Interface dataset entries

════════════════════

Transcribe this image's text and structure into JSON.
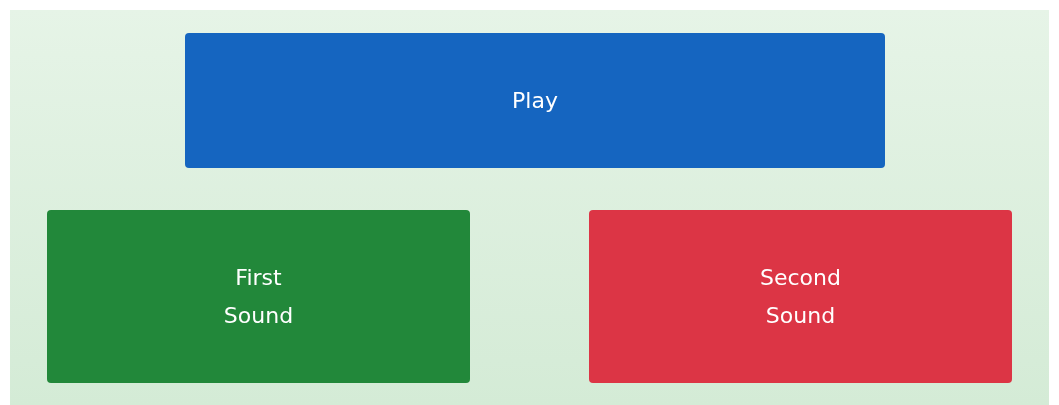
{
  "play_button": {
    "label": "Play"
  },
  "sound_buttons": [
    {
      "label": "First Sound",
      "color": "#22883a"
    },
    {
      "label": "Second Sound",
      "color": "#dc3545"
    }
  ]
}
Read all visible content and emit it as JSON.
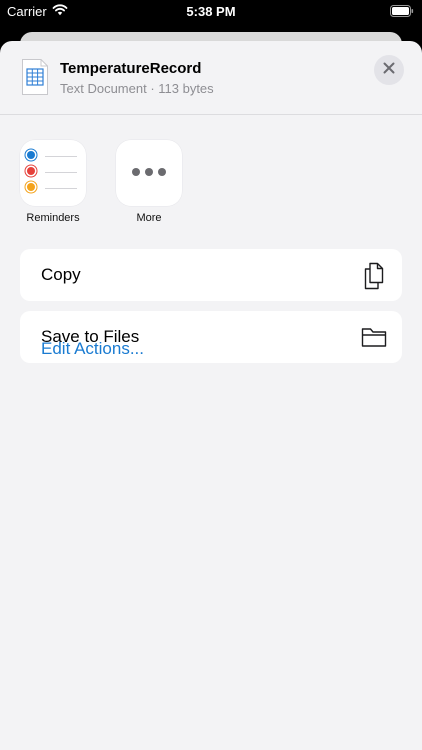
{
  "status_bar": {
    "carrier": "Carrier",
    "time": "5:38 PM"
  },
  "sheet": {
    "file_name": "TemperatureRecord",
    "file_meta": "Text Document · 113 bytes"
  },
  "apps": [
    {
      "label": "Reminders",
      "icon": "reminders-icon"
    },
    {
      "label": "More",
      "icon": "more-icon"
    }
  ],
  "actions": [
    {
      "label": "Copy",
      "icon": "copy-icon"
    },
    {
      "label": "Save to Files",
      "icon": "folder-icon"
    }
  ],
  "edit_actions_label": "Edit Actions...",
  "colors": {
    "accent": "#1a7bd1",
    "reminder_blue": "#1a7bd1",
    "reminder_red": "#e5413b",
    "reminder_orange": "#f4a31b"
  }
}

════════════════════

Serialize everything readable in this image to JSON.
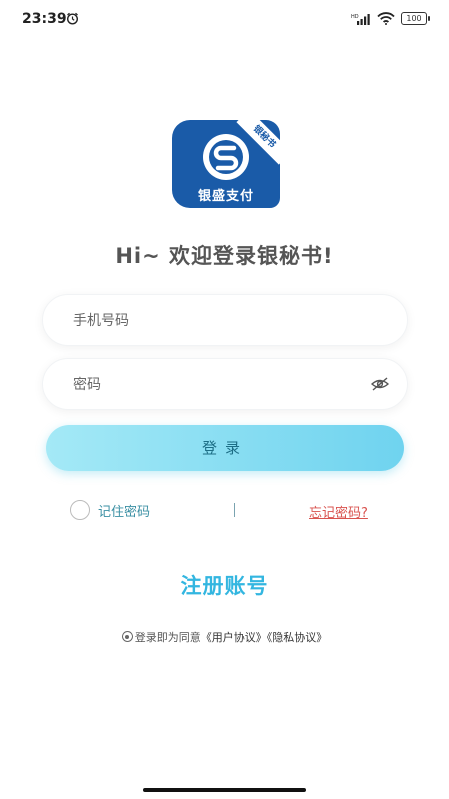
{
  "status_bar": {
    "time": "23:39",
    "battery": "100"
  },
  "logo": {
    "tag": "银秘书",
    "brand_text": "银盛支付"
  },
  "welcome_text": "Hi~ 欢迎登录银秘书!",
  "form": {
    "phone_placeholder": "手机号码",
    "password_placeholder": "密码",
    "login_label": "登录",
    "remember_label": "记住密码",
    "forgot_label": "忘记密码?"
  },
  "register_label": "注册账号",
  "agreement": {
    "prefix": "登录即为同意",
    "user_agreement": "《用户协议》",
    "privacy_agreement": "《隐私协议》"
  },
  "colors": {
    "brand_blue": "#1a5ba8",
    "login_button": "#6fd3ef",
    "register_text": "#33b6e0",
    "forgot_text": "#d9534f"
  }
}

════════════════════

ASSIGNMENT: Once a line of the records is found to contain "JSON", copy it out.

RESPONSE AREA:
Transcribe this image's text and structure into JSON.
Read all visible content and emit it as JSON.
Serialize everything readable in this image to JSON.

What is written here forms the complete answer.